→ Problem to work on
Write out every record in full, keeping each character exactly as it is.

----

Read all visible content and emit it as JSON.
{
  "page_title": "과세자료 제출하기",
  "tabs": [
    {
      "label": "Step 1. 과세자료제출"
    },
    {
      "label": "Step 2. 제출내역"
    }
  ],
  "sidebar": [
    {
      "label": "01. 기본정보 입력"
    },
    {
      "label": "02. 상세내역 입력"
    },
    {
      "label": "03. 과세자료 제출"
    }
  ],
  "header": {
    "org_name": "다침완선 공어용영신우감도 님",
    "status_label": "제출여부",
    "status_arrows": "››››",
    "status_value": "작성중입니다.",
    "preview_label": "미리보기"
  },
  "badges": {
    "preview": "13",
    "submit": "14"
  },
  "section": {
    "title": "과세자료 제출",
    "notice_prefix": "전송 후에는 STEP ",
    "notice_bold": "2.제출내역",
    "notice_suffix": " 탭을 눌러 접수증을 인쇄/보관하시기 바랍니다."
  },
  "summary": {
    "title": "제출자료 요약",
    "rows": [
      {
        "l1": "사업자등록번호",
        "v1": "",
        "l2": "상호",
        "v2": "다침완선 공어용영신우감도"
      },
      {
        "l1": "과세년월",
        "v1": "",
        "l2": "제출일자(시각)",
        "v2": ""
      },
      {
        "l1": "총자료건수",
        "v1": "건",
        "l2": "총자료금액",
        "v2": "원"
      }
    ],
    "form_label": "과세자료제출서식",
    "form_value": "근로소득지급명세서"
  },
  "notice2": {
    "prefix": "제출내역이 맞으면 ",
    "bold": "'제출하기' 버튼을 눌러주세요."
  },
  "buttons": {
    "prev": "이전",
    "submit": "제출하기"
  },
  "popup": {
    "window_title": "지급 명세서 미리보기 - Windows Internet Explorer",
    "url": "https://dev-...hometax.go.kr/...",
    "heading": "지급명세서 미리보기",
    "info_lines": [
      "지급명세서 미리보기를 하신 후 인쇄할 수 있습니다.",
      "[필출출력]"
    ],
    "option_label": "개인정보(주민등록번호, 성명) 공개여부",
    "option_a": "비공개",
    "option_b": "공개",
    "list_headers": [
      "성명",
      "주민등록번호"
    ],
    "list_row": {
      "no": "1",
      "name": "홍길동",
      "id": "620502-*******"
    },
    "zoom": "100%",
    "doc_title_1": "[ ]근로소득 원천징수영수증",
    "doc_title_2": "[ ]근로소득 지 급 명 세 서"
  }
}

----

→ Answer section
Read all visible content and emit it as JSON.
{
  "page_title": "과세자료 제출하기",
  "tabs": [
    {
      "label": "Step 1. 과세자료제출"
    },
    {
      "label": "Step 2. 제출내역"
    }
  ],
  "sidebar": [
    {
      "label": "01. 기본정보 입력"
    },
    {
      "label": "02. 상세내역 입력"
    },
    {
      "label": "03. 과세자료 제출"
    }
  ],
  "header": {
    "org_name": "다침완선 공어용영신우감도 님",
    "status_label": "제출여부",
    "status_arrows": "››››",
    "status_value": "작성중입니다.",
    "preview_label": "미리보기"
  },
  "badges": {
    "preview": "13",
    "submit": "14"
  },
  "section": {
    "title": "과세자료 제출",
    "notice_prefix": "전송 후에는 STEP ",
    "notice_bold": "2.제출내역",
    "notice_suffix": " 탭을 눌러 접수증을 인쇄/보관하시기 바랍니다."
  },
  "summary": {
    "title": "제출자료 요약",
    "rows": [
      {
        "l1": "사업자등록번호",
        "v1": "",
        "l2": "상호",
        "v2": "다침완선 공어용영신우감도"
      },
      {
        "l1": "과세년월",
        "v1": "",
        "l2": "제출일자(시각)",
        "v2": ""
      },
      {
        "l1": "총자료건수",
        "v1": "건",
        "l2": "총자료금액",
        "v2": "원"
      }
    ],
    "form_label": "과세자료제출서식",
    "form_value": "근로소득지급명세서"
  },
  "notice2": {
    "prefix": "제출내역이 맞으면 ",
    "bold": "'제출하기' 버튼을 눌러주세요."
  },
  "buttons": {
    "prev": "이전",
    "submit": "제출하기"
  },
  "popup": {
    "window_title": "지급 명세서 미리보기 - Windows Internet Explorer",
    "url": "https://dev-...hometax.go.kr/...",
    "heading": "지급명세서 미리보기",
    "info_lines": [
      "지급명세서 미리보기를 하신 후 인쇄할 수 있습니다.",
      "[필출출력]"
    ],
    "option_label": "개인정보(주민등록번호, 성명) 공개여부",
    "option_a": "비공개",
    "option_b": "공개",
    "list_headers": [
      "성명",
      "주민등록번호"
    ],
    "list_row": {
      "no": "1",
      "name": "홍길동",
      "id": "620502-*******"
    },
    "zoom": "100%",
    "doc_title_1": "[ ]근로소득 원천징수영수증",
    "doc_title_2": "[ ]근로소득 지 급 명 세 서"
  }
}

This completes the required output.